» **Directions for this task**
Scan the records for "date". Report each line that includes it.

Interface dataset entries:
========================================================================

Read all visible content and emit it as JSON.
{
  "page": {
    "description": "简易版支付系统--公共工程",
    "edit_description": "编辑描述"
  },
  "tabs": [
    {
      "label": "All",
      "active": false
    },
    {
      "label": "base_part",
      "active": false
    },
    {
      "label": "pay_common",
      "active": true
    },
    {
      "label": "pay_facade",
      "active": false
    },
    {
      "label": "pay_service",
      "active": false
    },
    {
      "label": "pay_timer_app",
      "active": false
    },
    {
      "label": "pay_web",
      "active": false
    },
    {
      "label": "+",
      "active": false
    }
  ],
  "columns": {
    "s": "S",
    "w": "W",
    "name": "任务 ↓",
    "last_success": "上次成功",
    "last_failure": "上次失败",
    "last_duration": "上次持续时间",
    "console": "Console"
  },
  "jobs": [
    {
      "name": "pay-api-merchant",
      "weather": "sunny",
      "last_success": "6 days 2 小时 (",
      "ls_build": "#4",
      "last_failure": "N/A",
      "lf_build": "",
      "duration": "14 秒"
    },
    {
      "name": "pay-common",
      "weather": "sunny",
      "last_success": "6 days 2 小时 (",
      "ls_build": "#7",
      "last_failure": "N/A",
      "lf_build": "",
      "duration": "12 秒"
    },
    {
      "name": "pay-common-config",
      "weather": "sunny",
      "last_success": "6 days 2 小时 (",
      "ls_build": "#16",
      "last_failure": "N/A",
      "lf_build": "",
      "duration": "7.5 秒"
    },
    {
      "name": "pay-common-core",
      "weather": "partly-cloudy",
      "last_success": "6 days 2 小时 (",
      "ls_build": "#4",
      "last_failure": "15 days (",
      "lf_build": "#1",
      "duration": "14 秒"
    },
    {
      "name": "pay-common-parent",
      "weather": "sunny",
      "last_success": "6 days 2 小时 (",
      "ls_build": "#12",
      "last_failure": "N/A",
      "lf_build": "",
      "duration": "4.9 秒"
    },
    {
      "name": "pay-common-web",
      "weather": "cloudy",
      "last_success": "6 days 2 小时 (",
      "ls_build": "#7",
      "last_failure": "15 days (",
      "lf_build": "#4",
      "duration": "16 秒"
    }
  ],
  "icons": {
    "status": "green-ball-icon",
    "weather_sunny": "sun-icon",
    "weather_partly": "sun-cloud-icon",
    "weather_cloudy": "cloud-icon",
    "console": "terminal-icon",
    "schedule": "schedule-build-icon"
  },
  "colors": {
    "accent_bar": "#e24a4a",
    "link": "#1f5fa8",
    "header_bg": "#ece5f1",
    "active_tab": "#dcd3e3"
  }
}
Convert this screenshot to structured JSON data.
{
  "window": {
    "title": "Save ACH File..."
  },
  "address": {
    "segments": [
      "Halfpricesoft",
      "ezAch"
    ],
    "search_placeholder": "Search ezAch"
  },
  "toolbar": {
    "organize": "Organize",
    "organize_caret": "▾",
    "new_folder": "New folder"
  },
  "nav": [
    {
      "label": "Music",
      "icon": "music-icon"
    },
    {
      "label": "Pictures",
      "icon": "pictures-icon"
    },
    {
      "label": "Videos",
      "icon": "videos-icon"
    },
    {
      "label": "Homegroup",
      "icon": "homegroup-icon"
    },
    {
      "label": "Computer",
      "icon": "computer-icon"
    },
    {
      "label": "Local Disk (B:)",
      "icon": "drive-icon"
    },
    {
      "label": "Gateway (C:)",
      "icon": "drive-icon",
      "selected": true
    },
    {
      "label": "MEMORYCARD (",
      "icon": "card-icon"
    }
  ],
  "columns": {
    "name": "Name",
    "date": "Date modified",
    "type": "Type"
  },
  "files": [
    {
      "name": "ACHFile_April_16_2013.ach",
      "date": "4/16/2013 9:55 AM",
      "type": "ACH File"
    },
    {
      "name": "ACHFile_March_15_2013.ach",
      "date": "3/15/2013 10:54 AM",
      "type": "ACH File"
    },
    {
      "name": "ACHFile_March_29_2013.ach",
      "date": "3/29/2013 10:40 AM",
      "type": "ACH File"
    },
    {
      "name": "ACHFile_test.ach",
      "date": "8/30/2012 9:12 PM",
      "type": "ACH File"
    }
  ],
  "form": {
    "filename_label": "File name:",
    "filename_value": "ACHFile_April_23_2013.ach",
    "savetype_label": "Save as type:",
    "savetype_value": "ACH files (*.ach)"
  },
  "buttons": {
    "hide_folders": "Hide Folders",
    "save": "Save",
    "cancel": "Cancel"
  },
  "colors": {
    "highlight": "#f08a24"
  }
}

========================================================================

» **Exercise answer**
    "date": "Date modified",
      "date": "4/16/2013 9:55 AM",
      "date": "3/15/2013 10:54 AM",
      "date": "3/29/2013 10:40 AM",
      "date": "8/30/2012 9:12 PM",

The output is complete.